Dataset rows describing interfaces:
= Beginning of Section =

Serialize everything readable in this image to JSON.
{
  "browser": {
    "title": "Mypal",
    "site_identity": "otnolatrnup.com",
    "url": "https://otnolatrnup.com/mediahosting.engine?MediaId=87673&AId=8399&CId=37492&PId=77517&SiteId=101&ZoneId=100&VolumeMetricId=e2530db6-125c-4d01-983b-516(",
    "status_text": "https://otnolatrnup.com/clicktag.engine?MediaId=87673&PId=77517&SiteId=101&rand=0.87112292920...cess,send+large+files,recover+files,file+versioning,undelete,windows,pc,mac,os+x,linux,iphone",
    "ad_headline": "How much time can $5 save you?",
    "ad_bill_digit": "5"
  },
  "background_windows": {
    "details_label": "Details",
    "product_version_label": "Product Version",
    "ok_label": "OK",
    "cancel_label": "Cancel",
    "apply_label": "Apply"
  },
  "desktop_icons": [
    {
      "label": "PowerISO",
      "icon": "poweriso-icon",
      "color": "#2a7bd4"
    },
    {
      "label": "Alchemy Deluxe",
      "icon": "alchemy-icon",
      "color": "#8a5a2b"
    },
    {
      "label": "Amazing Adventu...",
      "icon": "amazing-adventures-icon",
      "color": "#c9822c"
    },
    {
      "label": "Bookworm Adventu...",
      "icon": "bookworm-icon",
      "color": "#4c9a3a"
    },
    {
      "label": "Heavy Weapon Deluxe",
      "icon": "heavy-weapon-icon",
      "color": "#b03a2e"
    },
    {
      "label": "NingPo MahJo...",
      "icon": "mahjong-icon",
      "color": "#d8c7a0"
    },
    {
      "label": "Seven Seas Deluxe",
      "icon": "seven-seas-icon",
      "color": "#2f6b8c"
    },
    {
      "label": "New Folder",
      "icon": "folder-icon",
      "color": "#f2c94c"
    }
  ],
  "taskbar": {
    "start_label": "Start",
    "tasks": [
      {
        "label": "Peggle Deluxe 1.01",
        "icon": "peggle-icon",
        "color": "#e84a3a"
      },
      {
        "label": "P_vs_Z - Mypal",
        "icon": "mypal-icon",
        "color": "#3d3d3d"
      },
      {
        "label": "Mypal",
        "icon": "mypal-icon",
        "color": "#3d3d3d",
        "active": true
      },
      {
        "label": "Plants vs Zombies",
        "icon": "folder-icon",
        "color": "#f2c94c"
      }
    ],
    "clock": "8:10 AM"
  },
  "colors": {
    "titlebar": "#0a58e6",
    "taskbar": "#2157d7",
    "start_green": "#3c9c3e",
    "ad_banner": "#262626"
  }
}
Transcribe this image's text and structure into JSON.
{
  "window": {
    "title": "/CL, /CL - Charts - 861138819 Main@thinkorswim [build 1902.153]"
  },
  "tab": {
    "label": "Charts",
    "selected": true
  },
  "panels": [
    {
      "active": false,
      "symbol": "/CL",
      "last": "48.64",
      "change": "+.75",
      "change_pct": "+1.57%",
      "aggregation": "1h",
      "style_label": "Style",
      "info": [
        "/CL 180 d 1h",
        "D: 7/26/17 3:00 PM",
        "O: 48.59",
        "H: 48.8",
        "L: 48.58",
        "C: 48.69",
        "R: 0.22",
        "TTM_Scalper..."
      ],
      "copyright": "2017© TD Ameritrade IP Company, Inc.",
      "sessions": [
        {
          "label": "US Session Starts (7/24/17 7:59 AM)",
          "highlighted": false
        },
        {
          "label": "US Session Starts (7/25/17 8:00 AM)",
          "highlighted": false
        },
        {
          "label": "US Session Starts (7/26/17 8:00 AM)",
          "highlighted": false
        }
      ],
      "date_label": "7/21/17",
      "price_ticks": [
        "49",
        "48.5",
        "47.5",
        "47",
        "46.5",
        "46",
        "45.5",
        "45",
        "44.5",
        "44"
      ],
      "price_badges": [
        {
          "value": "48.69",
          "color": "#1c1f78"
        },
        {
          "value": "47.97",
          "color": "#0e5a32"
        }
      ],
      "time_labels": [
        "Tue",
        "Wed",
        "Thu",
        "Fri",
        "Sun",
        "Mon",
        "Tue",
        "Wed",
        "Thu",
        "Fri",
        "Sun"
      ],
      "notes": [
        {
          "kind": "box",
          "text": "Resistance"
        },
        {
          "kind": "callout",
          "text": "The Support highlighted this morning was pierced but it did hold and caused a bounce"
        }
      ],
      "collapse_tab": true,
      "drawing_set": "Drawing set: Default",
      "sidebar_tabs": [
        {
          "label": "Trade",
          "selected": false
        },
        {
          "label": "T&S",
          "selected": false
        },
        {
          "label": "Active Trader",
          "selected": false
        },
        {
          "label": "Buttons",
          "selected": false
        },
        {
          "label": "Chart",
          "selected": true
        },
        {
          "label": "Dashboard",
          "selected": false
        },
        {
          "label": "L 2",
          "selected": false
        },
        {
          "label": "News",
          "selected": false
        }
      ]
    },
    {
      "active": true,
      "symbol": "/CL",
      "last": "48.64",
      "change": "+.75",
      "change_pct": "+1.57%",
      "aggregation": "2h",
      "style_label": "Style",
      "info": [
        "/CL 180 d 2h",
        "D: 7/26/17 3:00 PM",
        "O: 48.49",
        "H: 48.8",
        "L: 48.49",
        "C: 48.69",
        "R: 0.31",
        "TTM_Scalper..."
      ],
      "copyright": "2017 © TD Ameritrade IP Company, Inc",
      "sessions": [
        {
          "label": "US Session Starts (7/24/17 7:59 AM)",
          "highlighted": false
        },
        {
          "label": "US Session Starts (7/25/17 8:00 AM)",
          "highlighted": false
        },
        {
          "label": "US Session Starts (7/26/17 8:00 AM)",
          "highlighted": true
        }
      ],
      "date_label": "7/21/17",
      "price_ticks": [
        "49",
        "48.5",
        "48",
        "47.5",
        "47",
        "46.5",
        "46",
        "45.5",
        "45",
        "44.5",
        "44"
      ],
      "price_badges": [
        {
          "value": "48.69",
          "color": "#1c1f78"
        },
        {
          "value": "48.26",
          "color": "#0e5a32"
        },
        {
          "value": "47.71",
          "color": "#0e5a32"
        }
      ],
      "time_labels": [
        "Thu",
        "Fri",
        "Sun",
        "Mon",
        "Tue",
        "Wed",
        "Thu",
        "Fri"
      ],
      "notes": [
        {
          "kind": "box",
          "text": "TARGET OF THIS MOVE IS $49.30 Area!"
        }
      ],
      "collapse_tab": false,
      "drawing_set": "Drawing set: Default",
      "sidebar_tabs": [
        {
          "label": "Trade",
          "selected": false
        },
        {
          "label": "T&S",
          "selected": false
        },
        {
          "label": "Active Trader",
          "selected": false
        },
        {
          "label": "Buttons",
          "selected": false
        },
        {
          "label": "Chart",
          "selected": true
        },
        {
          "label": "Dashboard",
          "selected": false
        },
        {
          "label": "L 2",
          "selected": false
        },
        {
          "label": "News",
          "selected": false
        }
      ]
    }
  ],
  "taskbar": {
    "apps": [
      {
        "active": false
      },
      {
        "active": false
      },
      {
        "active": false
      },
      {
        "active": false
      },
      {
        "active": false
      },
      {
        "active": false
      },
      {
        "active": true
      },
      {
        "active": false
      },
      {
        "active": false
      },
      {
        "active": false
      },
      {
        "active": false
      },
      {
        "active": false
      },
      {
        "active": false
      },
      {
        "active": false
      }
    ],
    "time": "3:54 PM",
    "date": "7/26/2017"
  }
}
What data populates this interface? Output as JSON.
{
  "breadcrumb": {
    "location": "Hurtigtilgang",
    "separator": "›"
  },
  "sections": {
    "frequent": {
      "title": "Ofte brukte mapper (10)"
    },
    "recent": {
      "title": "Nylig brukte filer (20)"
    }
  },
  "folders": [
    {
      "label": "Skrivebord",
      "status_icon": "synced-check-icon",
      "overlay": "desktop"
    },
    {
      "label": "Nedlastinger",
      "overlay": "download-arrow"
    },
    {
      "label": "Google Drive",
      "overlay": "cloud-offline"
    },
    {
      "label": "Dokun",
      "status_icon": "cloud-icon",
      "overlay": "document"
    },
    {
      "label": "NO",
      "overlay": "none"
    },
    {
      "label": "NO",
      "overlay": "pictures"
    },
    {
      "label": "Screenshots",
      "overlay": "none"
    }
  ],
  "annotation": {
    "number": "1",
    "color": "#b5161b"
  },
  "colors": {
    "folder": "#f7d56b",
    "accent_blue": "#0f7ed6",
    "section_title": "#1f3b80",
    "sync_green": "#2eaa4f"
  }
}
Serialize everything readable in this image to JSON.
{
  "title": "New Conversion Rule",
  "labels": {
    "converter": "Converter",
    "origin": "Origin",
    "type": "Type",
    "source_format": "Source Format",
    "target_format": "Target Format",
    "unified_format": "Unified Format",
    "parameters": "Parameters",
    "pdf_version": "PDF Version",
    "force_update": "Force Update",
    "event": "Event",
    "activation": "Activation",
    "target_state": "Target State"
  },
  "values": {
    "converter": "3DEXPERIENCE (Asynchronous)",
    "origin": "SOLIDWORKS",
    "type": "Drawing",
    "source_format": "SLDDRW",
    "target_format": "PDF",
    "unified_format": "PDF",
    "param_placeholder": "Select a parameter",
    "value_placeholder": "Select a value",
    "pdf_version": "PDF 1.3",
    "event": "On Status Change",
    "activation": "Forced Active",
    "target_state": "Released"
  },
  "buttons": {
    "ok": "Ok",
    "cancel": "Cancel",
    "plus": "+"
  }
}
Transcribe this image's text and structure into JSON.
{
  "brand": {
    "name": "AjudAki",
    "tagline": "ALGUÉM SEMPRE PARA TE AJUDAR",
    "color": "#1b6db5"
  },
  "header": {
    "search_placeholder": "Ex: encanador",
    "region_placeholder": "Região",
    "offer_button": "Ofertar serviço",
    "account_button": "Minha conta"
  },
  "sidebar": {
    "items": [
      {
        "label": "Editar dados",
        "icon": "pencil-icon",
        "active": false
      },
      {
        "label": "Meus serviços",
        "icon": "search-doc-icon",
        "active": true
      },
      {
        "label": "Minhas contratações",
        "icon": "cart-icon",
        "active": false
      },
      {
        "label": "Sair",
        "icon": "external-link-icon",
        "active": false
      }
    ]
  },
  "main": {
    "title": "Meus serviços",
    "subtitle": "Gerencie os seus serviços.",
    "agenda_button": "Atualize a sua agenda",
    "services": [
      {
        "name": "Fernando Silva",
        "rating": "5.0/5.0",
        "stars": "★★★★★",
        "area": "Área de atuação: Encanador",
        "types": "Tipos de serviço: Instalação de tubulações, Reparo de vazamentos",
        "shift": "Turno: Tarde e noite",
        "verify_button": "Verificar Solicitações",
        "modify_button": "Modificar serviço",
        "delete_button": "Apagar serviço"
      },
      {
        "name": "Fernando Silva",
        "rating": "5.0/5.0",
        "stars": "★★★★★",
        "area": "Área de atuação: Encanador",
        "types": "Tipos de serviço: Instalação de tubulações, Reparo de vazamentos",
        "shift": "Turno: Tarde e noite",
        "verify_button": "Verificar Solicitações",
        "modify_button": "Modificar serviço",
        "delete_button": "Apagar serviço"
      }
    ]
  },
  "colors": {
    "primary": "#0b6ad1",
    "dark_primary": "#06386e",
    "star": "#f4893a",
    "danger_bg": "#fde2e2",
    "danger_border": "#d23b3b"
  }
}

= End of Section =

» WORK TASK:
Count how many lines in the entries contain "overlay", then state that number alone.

» COMPLETED EXERCISE:
7